Here are a few of the old friends that I’m inviting to my kitchen again.
Ginger Maple Salad Dressing
50 mL (1/4 cup) pure maple syrup
50 mL (1/4 cup) apple cider vinegar
22 mL (11/2 tbsp) canola or other neutral-flavoured vegetable oil
7 mL (11/2 tsp) grated fresh ginger root
Whisk ingredients together in a small bowl, or shake in a bottle with a tight cover. Toss with mixed baby salad greens, spinach, or arugula.
Green Beans with Onions and Almonds
250 g (1/2 lb) green beans, French cut
1 small onion
15 mL (1 tbsp) olive oil
15 mL (1 tbsp) soya sauce
25 mL (2 tbsp) sliced almonds
Toast almonds in dry frying pan over moderate heat until lightly browned and fragrant. Set aside.
Cook green beans in a small amount of boiling water only until tender-crisp, rinse in cold water to prevent further cooking, drain, and set aside. (Omit this step if using frozen French cut beans. They will finish cooking with the onion mixture.)
Halve onion lengthwise and cut into thin crosswise slices. In a frying pan, heat olive oil over medium heat, and cook onions until soft and transparent. Add green beans and soya sauce, increase heat to medium high, and cook until beans are hot and tender.
Spoon into heated serving dish and top with toasted almonds.
The first two steps can be done in advance if desired.
My daughter reminded me that I used to make these cookies when she was a little girl. The recipe came from a decades-old booklet called “Your Money’s Worth in Food,” a government publication that I can tell you little about, since my stained copy lost its cover long ago. It is certainly out of print.
Quick Chocolate Cookies
Adapted from “Your Money’s Worth in Food”
250 mL (1 cup) pastry flour
90 mL (6 tbsp) cocoa
2 mL (1/2 tsp) baking soda
250 mL (1 cup) brown sugar
125 mL (1/2 cup) butter, at room temperature
1 egg, unbeaten
5 mL (1 tsp) vanilla
2 mL (1/2 tsp) almond flavouring, optional
250 mL (1 cup) quick-cooking rolled oats
Preheat oven to 180°C (350°F).
Grease two baking sheets, or line with parchment paper.
In a mixing bowl, sift together flour, cocoa, baking soda and sugar. Add butter, egg, and flavourings. Beat until smooth. Dough will be stiff.

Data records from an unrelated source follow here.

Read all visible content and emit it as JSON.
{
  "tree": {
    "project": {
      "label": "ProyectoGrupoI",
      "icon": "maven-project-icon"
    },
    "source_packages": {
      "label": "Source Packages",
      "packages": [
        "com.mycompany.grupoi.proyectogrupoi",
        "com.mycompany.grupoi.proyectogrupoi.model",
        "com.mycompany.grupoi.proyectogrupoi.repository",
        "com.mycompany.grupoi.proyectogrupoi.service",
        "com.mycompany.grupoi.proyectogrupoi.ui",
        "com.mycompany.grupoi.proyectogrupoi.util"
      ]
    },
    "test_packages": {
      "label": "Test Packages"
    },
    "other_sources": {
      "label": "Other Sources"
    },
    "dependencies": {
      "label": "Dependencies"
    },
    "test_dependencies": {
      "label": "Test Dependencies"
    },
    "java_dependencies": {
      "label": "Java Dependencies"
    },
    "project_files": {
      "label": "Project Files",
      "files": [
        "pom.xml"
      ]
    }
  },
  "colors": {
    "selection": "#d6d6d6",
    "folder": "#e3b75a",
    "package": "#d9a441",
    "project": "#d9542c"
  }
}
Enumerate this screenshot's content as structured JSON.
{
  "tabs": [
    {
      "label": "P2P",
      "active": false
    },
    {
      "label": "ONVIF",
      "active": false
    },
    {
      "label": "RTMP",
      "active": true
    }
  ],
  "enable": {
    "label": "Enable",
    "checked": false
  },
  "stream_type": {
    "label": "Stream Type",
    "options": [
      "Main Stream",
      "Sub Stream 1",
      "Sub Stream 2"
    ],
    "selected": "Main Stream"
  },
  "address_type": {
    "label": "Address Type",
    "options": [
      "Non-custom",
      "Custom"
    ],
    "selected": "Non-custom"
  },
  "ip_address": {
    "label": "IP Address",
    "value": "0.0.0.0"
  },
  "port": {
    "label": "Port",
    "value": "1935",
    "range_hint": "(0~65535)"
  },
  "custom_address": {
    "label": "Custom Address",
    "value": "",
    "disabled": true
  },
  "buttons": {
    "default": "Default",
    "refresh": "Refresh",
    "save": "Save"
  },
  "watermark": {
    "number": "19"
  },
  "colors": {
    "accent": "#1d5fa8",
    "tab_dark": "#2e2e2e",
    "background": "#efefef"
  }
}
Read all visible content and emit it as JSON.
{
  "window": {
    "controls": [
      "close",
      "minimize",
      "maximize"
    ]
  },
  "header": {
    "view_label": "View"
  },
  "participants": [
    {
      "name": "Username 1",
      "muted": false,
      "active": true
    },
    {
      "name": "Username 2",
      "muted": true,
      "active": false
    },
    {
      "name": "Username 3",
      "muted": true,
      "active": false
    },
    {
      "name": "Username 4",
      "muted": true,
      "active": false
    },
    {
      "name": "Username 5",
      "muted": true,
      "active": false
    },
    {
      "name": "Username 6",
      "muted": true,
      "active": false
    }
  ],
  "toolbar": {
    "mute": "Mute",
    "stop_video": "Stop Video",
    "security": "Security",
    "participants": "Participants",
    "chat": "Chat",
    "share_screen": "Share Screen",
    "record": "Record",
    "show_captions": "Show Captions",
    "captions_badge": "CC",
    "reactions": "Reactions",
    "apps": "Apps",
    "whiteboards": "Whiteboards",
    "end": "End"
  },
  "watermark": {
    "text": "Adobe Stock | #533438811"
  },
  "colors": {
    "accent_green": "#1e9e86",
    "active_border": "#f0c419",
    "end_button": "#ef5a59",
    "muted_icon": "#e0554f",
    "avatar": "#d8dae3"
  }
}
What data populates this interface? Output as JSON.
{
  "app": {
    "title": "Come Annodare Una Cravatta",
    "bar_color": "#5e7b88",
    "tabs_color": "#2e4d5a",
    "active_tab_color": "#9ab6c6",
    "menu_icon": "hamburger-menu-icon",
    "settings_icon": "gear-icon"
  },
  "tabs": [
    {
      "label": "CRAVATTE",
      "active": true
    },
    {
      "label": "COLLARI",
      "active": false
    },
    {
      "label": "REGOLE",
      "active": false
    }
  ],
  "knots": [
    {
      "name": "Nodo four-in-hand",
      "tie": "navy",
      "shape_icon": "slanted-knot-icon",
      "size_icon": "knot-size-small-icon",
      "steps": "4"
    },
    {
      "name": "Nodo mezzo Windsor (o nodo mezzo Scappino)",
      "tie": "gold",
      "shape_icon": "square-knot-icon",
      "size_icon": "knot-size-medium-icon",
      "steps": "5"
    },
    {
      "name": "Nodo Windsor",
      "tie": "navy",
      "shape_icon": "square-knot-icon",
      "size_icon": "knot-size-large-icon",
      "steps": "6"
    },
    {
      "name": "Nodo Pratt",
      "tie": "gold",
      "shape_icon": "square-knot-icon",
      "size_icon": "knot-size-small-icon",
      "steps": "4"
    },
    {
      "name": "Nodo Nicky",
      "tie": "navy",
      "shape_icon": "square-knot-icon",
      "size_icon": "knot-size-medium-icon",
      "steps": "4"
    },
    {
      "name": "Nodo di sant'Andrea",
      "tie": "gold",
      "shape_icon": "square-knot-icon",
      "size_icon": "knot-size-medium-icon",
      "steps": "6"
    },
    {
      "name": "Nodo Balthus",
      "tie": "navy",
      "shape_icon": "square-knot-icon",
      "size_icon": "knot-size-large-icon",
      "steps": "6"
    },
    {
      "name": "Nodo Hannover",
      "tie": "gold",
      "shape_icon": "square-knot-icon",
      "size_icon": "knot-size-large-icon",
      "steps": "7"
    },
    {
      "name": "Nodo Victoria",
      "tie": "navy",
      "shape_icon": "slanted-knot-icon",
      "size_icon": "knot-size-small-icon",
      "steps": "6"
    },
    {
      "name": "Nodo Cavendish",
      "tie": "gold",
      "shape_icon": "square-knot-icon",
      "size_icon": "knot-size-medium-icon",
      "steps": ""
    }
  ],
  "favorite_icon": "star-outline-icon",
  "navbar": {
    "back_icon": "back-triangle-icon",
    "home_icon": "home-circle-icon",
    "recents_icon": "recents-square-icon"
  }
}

Add rolled oats. Mix thoroughly.
Drop mixture from teaspoons onto baking sheets, and flatten with a fork dipped in cold water.
Bake for 15 minutes.
Let cool about 5 minutes, then lift from baking sheets and cool on a rack.
About 2 1/2 dozen cookies, 2.5 cm (1 inch) in diameter.
Margaret Prouse, a home economist, can be reached by writing her at RR#2, North Wiltshire, P.E.I., C0A 1Y0, or by email at firstname.lastname@example.org.